In recent years I have committed my life to assisting my fellow earthlings in preparing emotionally and spiritually for a daunting and chaotic future which is clearly manifesting its implications in current time. While I am also a storyteller and a student of myth and imagination, my perspective is often more literal than Meade’s, yet I am aware that for the most part, spiritual preparation is about making sense of one’s experience, both as an individual and as part of a community. My work takes me to people and places where the hunger for meaning and the capacity to make meaning with one’s community is not only palpable but often astonishes me as I witness the lengths some human beings are willing to travel within themselves and with one another in order to reclaim the ancient wisdom that enables them to re-imagine their world.
In this time of “betwixt and between,” this time of shifting from an either/or to a both/and perspective, it is crucial to logically analyze our predicament and then logistically prepare for it as much as humanly possible.

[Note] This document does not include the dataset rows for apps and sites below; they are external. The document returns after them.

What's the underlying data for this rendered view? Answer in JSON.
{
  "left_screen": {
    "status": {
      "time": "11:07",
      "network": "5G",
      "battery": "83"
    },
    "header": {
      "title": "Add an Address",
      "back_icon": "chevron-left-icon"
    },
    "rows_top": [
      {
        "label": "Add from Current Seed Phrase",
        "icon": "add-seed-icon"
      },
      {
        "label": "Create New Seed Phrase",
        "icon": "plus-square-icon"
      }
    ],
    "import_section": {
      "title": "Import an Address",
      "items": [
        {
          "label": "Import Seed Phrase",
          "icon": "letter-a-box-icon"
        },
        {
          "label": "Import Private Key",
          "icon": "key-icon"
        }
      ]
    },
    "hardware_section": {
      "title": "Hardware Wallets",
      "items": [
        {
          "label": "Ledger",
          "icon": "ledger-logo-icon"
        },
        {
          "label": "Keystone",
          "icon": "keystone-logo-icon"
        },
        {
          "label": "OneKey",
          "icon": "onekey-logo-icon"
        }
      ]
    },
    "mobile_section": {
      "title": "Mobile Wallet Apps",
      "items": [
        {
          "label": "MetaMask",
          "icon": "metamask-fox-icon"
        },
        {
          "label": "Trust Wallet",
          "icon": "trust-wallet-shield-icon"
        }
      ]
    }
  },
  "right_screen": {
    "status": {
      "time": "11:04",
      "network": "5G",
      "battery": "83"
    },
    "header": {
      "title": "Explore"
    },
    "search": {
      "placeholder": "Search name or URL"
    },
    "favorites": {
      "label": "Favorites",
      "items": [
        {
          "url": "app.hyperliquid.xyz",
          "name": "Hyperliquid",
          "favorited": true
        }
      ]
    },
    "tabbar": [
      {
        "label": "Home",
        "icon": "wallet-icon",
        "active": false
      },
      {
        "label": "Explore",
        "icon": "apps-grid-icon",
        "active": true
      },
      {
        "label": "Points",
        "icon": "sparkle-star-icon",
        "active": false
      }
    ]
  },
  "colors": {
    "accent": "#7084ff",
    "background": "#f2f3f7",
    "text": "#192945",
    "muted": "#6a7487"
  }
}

To do so by definition brings one into philosophical and psychological conflict with the culture. A feeling of dissociation or schizophrenia is an invariable result. Likewise, when one witnesses a culture whose inhabitants are marinated in both apathetic denial and substantial levels of trauma at the same time, it is virtually impossible not to feel overwhelmed. As Michael Meade writes, “Periods of radical change either develop maturity in people or else cause them to regress.” (87).
In the second section of Why The World Doesn’t End, Meade tells and comments on a number of ancient stories that offer grounded wisdom and meaning for those wanting to make sense of the chaos of current time. Many of these are delightful stories of endings or challenges that pit individuals between poles of opposites that test their resolve and bring forth a third, transformative force which resolves the situation in an unexpected, so-called “irrational” manner. I highly recommend a journey into the paradox, playful humor, and profound parables that Why The World Doesn’t End offers the reader. In this dark time, one is illumined by a quality of irreverent inspiration and renewal only found in a mytho-poetic perspective. For as Michael Meade asserts:
When the world becomes darker the inner light of the soul becomes more important; when even nature seems about to unravel the inner pattern, the thread of meaning can be the only way to feel woven into life and bound for some valuable purpose that can assist the world in distress. When the world becomes dark with endings it becomes time to turn to the inner thread that first brought each soul to this life. Although it cannot be found by common observers, as long as we hold the inner thread of being, we cannot be completely lost in this world. (95)